:: About this task ::
Every line below that holds the string "Sections" should be copied.

:: Data records ::
Start of Block

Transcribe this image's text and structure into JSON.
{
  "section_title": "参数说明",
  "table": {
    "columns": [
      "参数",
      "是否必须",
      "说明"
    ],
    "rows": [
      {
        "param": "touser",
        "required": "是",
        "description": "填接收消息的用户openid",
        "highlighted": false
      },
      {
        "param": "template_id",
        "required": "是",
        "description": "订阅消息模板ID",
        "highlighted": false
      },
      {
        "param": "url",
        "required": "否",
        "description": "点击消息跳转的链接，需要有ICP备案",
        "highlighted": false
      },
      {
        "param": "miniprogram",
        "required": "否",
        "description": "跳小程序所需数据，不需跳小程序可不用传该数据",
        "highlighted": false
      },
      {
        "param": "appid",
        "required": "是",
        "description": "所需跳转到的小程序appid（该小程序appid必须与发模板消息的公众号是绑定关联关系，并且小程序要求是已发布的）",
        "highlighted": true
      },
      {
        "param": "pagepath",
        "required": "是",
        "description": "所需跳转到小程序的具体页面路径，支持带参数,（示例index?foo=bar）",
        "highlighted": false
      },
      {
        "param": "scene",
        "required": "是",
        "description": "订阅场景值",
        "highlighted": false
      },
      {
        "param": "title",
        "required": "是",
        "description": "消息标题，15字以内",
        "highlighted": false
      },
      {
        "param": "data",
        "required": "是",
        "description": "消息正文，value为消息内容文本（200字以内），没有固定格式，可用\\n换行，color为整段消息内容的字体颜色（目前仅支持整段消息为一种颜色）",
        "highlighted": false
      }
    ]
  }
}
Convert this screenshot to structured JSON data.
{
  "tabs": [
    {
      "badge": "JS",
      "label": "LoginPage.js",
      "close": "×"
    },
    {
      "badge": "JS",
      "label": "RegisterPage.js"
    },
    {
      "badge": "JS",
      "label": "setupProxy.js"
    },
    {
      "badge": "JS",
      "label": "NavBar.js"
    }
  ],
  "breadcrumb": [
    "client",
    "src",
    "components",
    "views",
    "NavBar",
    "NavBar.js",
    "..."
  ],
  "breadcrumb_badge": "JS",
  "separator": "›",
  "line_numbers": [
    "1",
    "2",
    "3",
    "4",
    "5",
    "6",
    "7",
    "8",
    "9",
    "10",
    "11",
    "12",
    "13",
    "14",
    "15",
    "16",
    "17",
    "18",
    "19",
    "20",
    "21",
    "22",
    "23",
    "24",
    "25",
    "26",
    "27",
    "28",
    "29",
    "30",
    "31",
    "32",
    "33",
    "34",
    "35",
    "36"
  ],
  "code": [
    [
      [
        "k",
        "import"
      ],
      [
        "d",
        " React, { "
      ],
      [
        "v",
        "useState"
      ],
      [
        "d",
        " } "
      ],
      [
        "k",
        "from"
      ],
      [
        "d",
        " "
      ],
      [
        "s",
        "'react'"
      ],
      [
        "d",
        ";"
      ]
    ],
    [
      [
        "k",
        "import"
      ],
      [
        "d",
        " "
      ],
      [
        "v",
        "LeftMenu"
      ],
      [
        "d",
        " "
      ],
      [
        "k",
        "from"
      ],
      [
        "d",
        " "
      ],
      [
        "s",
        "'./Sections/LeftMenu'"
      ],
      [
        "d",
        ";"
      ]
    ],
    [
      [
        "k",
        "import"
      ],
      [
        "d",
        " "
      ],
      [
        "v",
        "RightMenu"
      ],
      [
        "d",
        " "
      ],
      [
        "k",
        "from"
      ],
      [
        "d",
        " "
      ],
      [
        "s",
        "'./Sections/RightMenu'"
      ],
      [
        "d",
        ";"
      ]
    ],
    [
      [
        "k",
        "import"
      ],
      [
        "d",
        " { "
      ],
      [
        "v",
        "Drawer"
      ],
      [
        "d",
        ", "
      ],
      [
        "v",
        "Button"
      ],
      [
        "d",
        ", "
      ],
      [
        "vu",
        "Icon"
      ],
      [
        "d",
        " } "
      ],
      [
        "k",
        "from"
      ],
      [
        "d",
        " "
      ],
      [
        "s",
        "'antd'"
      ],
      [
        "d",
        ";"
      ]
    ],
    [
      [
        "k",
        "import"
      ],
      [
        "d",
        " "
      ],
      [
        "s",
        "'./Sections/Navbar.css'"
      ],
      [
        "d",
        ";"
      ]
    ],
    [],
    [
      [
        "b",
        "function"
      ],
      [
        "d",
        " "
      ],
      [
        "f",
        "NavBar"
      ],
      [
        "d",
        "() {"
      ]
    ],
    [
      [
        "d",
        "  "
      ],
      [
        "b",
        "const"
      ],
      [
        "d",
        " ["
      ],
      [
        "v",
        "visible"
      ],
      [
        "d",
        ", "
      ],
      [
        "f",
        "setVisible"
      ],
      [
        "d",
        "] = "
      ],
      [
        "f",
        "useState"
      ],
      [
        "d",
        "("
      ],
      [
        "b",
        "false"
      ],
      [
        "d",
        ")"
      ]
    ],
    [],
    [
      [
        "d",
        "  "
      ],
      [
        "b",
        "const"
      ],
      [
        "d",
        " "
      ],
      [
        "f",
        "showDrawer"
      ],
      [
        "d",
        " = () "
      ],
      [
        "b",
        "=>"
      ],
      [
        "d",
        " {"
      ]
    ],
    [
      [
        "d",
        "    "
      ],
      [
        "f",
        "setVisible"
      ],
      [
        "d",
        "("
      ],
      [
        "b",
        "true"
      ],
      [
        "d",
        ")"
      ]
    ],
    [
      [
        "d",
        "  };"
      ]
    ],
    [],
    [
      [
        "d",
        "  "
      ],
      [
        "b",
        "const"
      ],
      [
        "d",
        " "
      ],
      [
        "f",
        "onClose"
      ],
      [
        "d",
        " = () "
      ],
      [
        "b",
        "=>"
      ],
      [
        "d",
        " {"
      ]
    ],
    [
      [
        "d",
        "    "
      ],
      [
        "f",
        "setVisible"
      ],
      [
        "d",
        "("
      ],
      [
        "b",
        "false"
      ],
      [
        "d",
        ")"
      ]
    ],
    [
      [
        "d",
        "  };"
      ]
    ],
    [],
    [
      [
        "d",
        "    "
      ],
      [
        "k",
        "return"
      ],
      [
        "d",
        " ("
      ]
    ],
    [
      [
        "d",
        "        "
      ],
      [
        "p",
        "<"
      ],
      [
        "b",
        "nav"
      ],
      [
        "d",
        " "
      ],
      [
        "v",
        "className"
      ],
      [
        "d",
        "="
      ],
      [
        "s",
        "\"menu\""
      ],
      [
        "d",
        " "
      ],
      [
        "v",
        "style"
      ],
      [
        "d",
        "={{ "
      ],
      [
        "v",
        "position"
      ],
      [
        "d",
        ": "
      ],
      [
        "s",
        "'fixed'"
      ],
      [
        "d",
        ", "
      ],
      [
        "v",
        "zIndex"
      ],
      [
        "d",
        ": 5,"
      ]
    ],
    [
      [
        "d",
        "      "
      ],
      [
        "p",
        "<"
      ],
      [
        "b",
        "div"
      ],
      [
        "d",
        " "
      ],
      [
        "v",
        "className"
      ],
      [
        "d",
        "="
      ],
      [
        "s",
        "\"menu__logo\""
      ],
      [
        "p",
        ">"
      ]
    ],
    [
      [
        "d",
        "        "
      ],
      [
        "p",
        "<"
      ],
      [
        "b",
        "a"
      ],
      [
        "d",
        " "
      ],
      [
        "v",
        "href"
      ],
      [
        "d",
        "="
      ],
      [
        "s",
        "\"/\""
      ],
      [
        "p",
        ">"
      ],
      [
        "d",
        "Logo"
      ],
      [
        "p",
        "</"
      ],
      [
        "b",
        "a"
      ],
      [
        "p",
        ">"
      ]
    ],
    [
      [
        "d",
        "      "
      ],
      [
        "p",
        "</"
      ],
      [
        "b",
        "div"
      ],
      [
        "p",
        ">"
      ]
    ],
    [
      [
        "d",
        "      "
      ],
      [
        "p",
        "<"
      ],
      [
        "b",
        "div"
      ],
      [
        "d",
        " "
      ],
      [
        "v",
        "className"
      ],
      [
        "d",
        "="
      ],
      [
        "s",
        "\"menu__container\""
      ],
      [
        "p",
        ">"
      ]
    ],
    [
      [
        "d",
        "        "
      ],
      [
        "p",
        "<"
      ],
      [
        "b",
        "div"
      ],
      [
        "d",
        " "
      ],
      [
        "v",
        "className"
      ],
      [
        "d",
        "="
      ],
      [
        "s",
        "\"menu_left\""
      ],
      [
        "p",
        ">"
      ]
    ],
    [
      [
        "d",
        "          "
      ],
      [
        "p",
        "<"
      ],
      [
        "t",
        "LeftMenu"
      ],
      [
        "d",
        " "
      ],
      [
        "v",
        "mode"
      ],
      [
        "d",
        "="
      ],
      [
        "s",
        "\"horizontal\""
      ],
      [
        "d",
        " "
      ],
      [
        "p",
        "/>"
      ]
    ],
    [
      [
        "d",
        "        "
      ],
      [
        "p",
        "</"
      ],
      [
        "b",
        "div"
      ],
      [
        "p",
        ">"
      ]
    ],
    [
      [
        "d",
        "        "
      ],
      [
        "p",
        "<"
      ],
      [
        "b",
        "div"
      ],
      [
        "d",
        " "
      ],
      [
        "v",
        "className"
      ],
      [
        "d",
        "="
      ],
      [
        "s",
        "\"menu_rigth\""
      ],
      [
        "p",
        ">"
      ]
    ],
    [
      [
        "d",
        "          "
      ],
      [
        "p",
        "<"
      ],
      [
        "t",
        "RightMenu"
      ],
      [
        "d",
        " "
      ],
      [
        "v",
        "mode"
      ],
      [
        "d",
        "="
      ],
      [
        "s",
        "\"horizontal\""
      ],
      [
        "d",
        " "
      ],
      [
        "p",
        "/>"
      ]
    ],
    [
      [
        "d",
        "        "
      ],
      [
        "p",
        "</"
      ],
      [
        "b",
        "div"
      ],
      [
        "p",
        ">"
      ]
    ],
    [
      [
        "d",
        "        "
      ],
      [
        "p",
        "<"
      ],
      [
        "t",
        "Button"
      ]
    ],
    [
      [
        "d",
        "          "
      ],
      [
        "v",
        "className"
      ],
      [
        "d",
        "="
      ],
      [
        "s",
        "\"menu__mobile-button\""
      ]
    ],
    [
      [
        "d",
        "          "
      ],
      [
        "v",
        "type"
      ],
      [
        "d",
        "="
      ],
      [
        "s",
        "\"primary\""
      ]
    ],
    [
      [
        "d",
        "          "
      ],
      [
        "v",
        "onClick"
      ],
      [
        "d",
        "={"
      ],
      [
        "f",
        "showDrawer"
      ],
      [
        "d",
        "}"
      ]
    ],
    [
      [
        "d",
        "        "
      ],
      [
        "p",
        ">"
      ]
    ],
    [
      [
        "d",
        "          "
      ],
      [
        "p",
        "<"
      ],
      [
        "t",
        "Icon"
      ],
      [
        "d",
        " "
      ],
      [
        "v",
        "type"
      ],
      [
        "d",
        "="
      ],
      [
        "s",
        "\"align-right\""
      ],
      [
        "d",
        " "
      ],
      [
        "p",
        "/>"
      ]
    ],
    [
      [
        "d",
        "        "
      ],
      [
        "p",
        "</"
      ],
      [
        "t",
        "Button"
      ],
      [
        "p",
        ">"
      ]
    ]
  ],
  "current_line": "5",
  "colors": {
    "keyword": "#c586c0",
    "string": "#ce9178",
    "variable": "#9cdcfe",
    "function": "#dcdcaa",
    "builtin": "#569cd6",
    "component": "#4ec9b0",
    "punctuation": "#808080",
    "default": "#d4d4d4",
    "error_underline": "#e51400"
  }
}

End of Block

:: Result of the exercise ::
        "'./Sections/LeftMenu'"
        "'./Sections/RightMenu'"
        "'./Sections/Navbar.css'"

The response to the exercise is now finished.